The following year I was given charge of the Alumni Committee with Anne, who went to become my go-to person that year whenever I was unsure what decision had to be taken. Alumni Committee was very close to my heart, not just because of the nostalgic factor, but mostly because of my head in the junior year, Arushi, who did some spectacular work and made me realize the linkages that Alumni Committee possesses that waited to be unleashed. On top of it, Anne and I were blessed with a great team. We could pull off four Alumni Meets around India at a fraction of a cost that would otherwise be incurred to hold a single meet inside the campus. We also began the Alumni Lecture Series and laid the foundation for an Alumni Portal.
Among the things that I treasure the most about Pune will be gazing at all the different trees and flowers in and around the campus and the city, the clear skies that I hardly ever get to see in Pune, and most importantly, how nature was so close to civilization. We had two hillocks, Vetaal Tekdi and Hanuman Tekdi at walking distance from our hostel campus which we used to climb regularly to get a good view of the city. The only thing to not like about Pune was the food.
I met a lot of interesting, and at the same time, weird people at Gokhale. That is the thing about staying in hostels with 300 other people. It is a small world in itself. You get to see go-getters, humanitarians, shrewd people, selfish ones, and also those who have not made any worthwhile friends in the entire two years. You get to see the world a bit more. Also, as it was my first time outside the house, I cooked, washed my clothes, and did some cleaning, along with a few other chores for the first time by myself. Made me realize what home-makers go through on a daily basis and still do it with perfection.

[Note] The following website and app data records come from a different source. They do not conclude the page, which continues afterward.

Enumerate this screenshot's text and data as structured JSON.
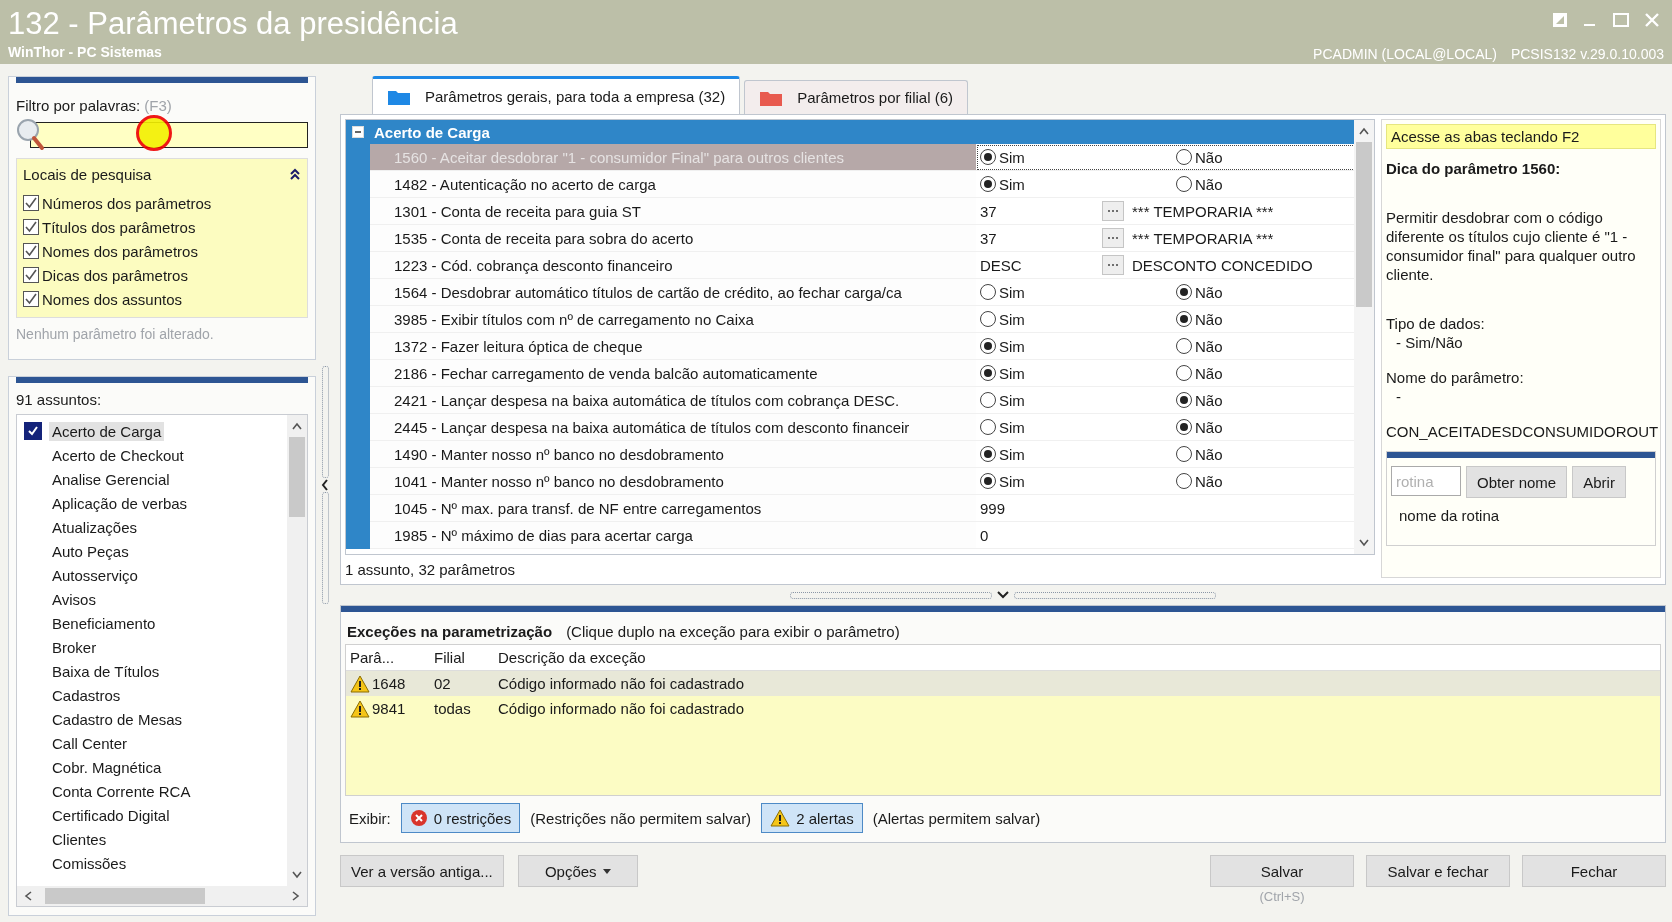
{
  "window": {
    "title": "132 - Parâmetros da presidência",
    "subtitle": "WinThor - PC Sistemas",
    "user": "PCADMIN (LOCAL@LOCAL)",
    "version": "PCSIS132  v.29.0.10.003"
  },
  "filter": {
    "label": "Filtro por palavras:",
    "shortcut": "(F3)",
    "search_locations": {
      "title": "Locais de pesquisa",
      "expanded": true,
      "options": [
        {
          "label": "Números dos parâmetros",
          "checked": true
        },
        {
          "label": "Títulos dos parâmetros",
          "checked": true
        },
        {
          "label": "Nomes dos parâmetros",
          "checked": true
        },
        {
          "label": "Dicas dos parâmetros",
          "checked": true
        },
        {
          "label": "Nomes dos assuntos",
          "checked": true
        }
      ]
    },
    "status": "Nenhum parâmetro foi alterado."
  },
  "subjects": {
    "count_label": "91 assuntos:",
    "items": [
      {
        "label": "Acerto de Carga",
        "checked": true,
        "selected": true
      },
      {
        "label": "Acerto de Checkout",
        "checked": false,
        "selected": false
      },
      {
        "label": "Analise Gerencial",
        "checked": false,
        "selected": false
      },
      {
        "label": "Aplicação de verbas",
        "checked": false,
        "selected": false
      },
      {
        "label": "Atualizações",
        "checked": false,
        "selected": false
      },
      {
        "label": "Auto Peças",
        "checked": false,
        "selected": false
      },
      {
        "label": "Autosserviço",
        "checked": false,
        "selected": false
      },
      {
        "label": "Avisos",
        "checked": false,
        "selected": false
      },
      {
        "label": "Beneficiamento",
        "checked": false,
        "selected": false
      },
      {
        "label": "Broker",
        "checked": false,
        "selected": false
      },
      {
        "label": "Baixa de Títulos",
        "checked": false,
        "selected": false
      },
      {
        "label": "Cadastros",
        "checked": false,
        "selected": false
      },
      {
        "label": "Cadastro de Mesas",
        "checked": false,
        "selected": false
      },
      {
        "label": "Call Center",
        "checked": false,
        "selected": false
      },
      {
        "label": "Cobr. Magnética",
        "checked": false,
        "selected": false
      },
      {
        "label": "Conta Corrente RCA",
        "checked": false,
        "selected": false
      },
      {
        "label": "Certificado Digital",
        "checked": false,
        "selected": false
      },
      {
        "label": "Clientes",
        "checked": false,
        "selected": false
      },
      {
        "label": "Comissões",
        "checked": false,
        "selected": false
      }
    ]
  },
  "tabs": [
    {
      "label": "Parâmetros gerais, para toda a empresa  (32)",
      "selected": true,
      "color": "#1e88e5"
    },
    {
      "label": "Parâmetros por filial  (6)",
      "selected": false,
      "color": "#e85a4f"
    }
  ],
  "grid": {
    "group": "Acerto de Carga",
    "expanded": true,
    "rows": [
      {
        "label": "1560 - Aceitar desdobrar \"1 - consumidor Final\" para outros clientes",
        "selected": true,
        "kind": "radio",
        "options": [
          {
            "label": "Sim",
            "selected": true
          },
          {
            "label": "Não",
            "selected": false
          }
        ]
      },
      {
        "label": "1482 - Autenticação no acerto de carga",
        "selected": false,
        "kind": "radio",
        "options": [
          {
            "label": "Sim",
            "selected": true
          },
          {
            "label": "Não",
            "selected": false
          }
        ]
      },
      {
        "label": "1301 - Conta de receita para guia ST",
        "selected": false,
        "kind": "lookup",
        "code": "37",
        "description": "*** TEMPORARIA ***"
      },
      {
        "label": "1535 - Conta de receita para sobra do acerto",
        "selected": false,
        "kind": "lookup",
        "code": "37",
        "description": "*** TEMPORARIA ***"
      },
      {
        "label": "1223 - Cód. cobrança desconto financeiro",
        "selected": false,
        "kind": "lookup",
        "code": "DESC",
        "description": "DESCONTO CONCEDIDO"
      },
      {
        "label": "1564 - Desdobrar automático títulos de cartão de crédito, ao fechar carga/ca",
        "selected": false,
        "kind": "radio",
        "options": [
          {
            "label": "Sim",
            "selected": false
          },
          {
            "label": "Não",
            "selected": true
          }
        ]
      },
      {
        "label": "3985 - Exibir títulos com nº de carregamento no Caixa",
        "selected": false,
        "kind": "radio",
        "options": [
          {
            "label": "Sim",
            "selected": false
          },
          {
            "label": "Não",
            "selected": true
          }
        ]
      },
      {
        "label": "1372 - Fazer leitura óptica de cheque",
        "selected": false,
        "kind": "radio",
        "options": [
          {
            "label": "Sim",
            "selected": true
          },
          {
            "label": "Não",
            "selected": false
          }
        ]
      },
      {
        "label": "2186 - Fechar carregamento de venda balcão automaticamente",
        "selected": false,
        "kind": "radio",
        "options": [
          {
            "label": "Sim",
            "selected": true
          },
          {
            "label": "Não",
            "selected": false
          }
        ]
      },
      {
        "label": "2421 - Lançar despesa na baixa automática de títulos com cobrança DESC.",
        "selected": false,
        "kind": "radio",
        "options": [
          {
            "label": "Sim",
            "selected": false
          },
          {
            "label": "Não",
            "selected": true
          }
        ]
      },
      {
        "label": "2445 - Lançar despesa na baixa automática de títulos com desconto financeir",
        "selected": false,
        "kind": "radio",
        "options": [
          {
            "label": "Sim",
            "selected": false
          },
          {
            "label": "Não",
            "selected": true
          }
        ]
      },
      {
        "label": "1490 - Manter nosso nº banco no desdobramento",
        "selected": false,
        "kind": "radio",
        "options": [
          {
            "label": "Sim",
            "selected": true
          },
          {
            "label": "Não",
            "selected": false
          }
        ]
      },
      {
        "label": "1041 - Manter nosso nº banco no desdobramento",
        "selected": false,
        "kind": "radio",
        "options": [
          {
            "label": "Sim",
            "selected": true
          },
          {
            "label": "Não",
            "selected": false
          }
        ]
      },
      {
        "label": "1045 - Nº max. para transf. de NF entre carregamentos",
        "selected": false,
        "kind": "text",
        "value": "999"
      },
      {
        "label": "1985 - Nº máximo de dias para acertar carga",
        "selected": false,
        "kind": "text",
        "value": "0"
      }
    ],
    "summary": "1 assunto, 32 parâmetros"
  },
  "hint": {
    "shortcut_tip": "Acesse as abas teclando F2",
    "title": "Dica do parâmetro 1560:",
    "text": "Permitir desdobrar com o código diferente os títulos cujo cliente é \"1 - consumidor final\" para qualquer outro cliente.",
    "type_label": "Tipo de dados:",
    "type_value": "- Sim/Não",
    "name_label": "Nome do parâmetro:",
    "name_dash": "-",
    "name_value": "CON_ACEITADESDCONSUMIDOROUT"
  },
  "routine_lookup": {
    "placeholder": "rotina",
    "buttons": [
      "Obter nome",
      "Abrir"
    ],
    "result": "nome da rotina"
  },
  "exceptions": {
    "title": "Exceções na parametrização",
    "note": "(Clique duplo na exceção para exibir o parâmetro)",
    "columns": [
      "Parâ...",
      "Filial",
      "Descrição da exceção"
    ],
    "rows": [
      {
        "param": "1648",
        "branch": "02",
        "description": "Código informado não foi cadastrado",
        "selected": true
      },
      {
        "param": "9841",
        "branch": "todas",
        "description": "Código informado não foi cadastrado",
        "selected": false
      }
    ],
    "filter_label": "Exibir:",
    "toggles": [
      {
        "kind": "restriction",
        "label": "0 restrições",
        "note": "(Restrições não permitem salvar)",
        "selected": true
      },
      {
        "kind": "alert",
        "label": "2 alertas",
        "note": "(Alertas permitem salvar)",
        "selected": true
      }
    ]
  },
  "left_buttons": [
    {
      "label": "Ver a versão antiga...",
      "kind": "plain"
    },
    {
      "label": "Opções",
      "kind": "menu"
    }
  ],
  "actions": [
    {
      "label": "Salvar",
      "shortcut": "(Ctrl+S)"
    },
    {
      "label": "Salvar e fechar"
    },
    {
      "label": "Fechar"
    }
  ]
}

Lastly, I would like to thank everyone who made this journey beautiful. All my friends, seniors and juniors from whom I learnt so much! The faculty with whom I had the privilege to discuss things within and outside academics freely, Registrar Sir who made possible to convert everything I had in mind for Alumni Committee and UTBT, to every single person in the administration to every single peon who have worked throughout to make Gokhale Institute the way it is! These two years have been etched in my heart and my mind!